Photo/Illutration Yasutoshi Nishimura, minister in charge of the coronavirus pandemic, reports on the government’s plan to extend the state of emergency at the Lower House Committee on Rules and Administration on May 4. (Takeshi Iwashita)

Yasutoshi Nishimura, the minister in charge of Japan’s response to the novel coronavirus pandemic, on May 4 listed the criteria for lifting the state of emergency, which will be extended through May 31.

Prime Minister Shinzo Abe announced at a news conference later on May 4 that the nationwide state of emergency will continue beyond the initial deadline of May 6 through the end of the month.

“To avoid imposing an additional burden on the health care system, we should make further efforts to slow the spread of the virus and reduce new cases,” Nishimura, who is also state minister in charge of economic revitalization, said at a session of the Lower House Committee on Rules and Administration.

But he also said the state of emergency may be lifted for some prefectures where the outbreak is believed to be under control.

Nishimura said an expert panel will assess the situation based on certain factors.

They are: the number of new cases over the most recent two to three weeks; the ratio of infections where the route of transmission is unknown; whether diagnostic testing is being conducted adequately; whether hospitals have the capacity to deal with new COVID-19 patients; and whether the virus has spread to nearby prefectures.

Currently, 13 prefectures are listed as requiring special measures due to the proliferation of coronavirus infections in their jurisdictions.

Nishimura said that based on the criteria, other prefectures could be moved to this category.

But he added that those not listed in the same category of the 13 prefectures could resume normal social and business activities in stages.
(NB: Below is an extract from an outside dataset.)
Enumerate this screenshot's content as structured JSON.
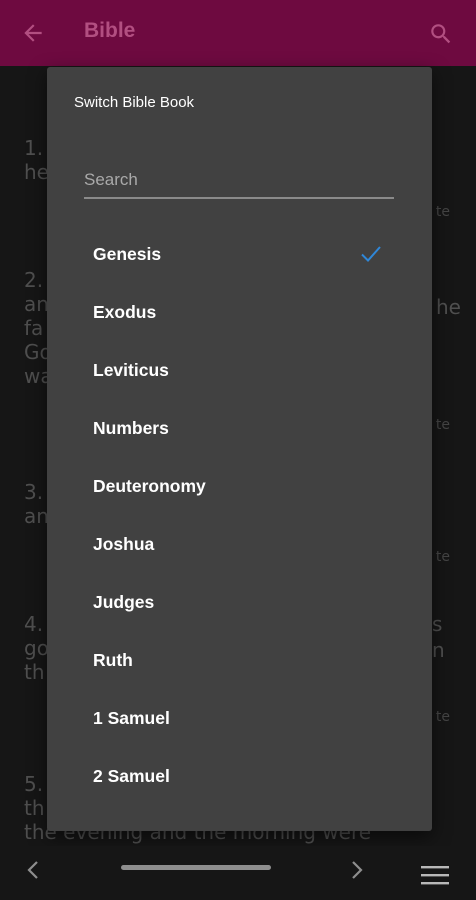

The state of emergency was first declared on April 7 for Tokyo and six prefectures with large urban centers. It was expanded to all of Japan on April 16.